About the speakers:
Saskia Sassen's research and writing focuses on globalization (including social, economic and political dimensions), immigration, global cities (including cities and terrorism), the new networked technologies, and changes within the liberal state that result from current transnational conditions. Her books include The Mobility of Labor and Capital, The Global City and Territory, Authority, Rights: From Medieval to Global Assemblages.
Adam Greenfield: Previously a rock critic, bike messenger and psychological operations specialist in the US Army, Adam Greenfield spent over a decade working in the design and development of networked digital information technologies, as lead information architect for the Tokyo office of internet services consultancy Razorfish, Independent User-Experience Designer and Head of Design Direction for Service and User-Interface Design at Nokia headquarters in Helsinki.
Selected in 2013 as Senior Urban Fellow at the LSE Cities centre of the London School of Economics, he has taught in the Urban Design program of the Bartlett, University College London, and in New York University’s Interactive Telecommunications Program. His books include Everyware: The Dawning Age of Ubiquitous Computing, Urban Computing and Its Discontents, and the bestselling Against the Smart City.

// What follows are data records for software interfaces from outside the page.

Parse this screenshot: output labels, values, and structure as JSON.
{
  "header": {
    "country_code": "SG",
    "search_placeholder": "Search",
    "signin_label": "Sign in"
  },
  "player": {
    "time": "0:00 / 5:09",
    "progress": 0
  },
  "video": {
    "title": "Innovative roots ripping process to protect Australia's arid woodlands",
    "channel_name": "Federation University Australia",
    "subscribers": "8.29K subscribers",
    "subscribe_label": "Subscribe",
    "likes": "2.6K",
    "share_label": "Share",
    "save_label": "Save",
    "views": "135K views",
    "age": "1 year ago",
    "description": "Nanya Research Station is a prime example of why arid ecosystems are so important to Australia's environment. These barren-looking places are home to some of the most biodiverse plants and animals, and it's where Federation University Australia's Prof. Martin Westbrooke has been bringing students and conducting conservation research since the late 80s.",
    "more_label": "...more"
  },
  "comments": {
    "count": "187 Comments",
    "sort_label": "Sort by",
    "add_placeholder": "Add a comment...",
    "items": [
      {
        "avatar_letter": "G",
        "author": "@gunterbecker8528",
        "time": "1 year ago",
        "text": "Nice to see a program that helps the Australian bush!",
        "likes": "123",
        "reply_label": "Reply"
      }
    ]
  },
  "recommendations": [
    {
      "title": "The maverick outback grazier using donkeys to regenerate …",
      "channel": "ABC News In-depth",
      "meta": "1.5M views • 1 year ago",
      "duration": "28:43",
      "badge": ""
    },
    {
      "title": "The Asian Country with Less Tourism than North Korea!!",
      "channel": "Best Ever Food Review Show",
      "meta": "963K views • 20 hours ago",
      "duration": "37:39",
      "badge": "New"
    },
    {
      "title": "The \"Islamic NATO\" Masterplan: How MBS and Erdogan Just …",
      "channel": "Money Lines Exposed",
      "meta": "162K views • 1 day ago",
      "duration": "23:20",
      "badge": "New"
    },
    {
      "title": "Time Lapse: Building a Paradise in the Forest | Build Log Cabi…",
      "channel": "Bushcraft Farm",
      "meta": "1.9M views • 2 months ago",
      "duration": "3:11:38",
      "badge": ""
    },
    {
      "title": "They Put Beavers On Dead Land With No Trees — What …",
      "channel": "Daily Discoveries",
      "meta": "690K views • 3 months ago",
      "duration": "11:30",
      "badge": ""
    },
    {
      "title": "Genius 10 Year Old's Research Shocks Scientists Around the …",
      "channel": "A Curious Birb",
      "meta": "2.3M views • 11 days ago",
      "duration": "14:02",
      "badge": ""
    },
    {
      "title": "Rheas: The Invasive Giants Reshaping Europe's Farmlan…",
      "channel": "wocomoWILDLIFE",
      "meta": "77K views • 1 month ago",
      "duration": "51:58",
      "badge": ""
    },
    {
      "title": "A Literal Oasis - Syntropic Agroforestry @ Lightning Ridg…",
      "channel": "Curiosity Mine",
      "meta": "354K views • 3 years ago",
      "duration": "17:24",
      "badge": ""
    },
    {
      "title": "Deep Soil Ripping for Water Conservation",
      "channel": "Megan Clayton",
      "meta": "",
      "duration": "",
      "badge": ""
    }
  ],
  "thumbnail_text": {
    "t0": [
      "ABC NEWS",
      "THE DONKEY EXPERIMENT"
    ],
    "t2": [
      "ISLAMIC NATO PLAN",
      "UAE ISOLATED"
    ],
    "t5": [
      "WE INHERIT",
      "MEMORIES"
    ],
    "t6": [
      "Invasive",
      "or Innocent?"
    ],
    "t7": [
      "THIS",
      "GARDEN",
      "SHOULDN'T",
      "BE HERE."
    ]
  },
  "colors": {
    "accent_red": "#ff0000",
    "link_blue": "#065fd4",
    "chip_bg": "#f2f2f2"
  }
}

Leo Hollis is the author of books on London and Paris, including The Phoenix: St Paul's Cathedral And The Men Who Made Modern London. He most recent work is Cities Are Good For You: The Genius of the Metropolis. He is Adam's editor at Verso Books.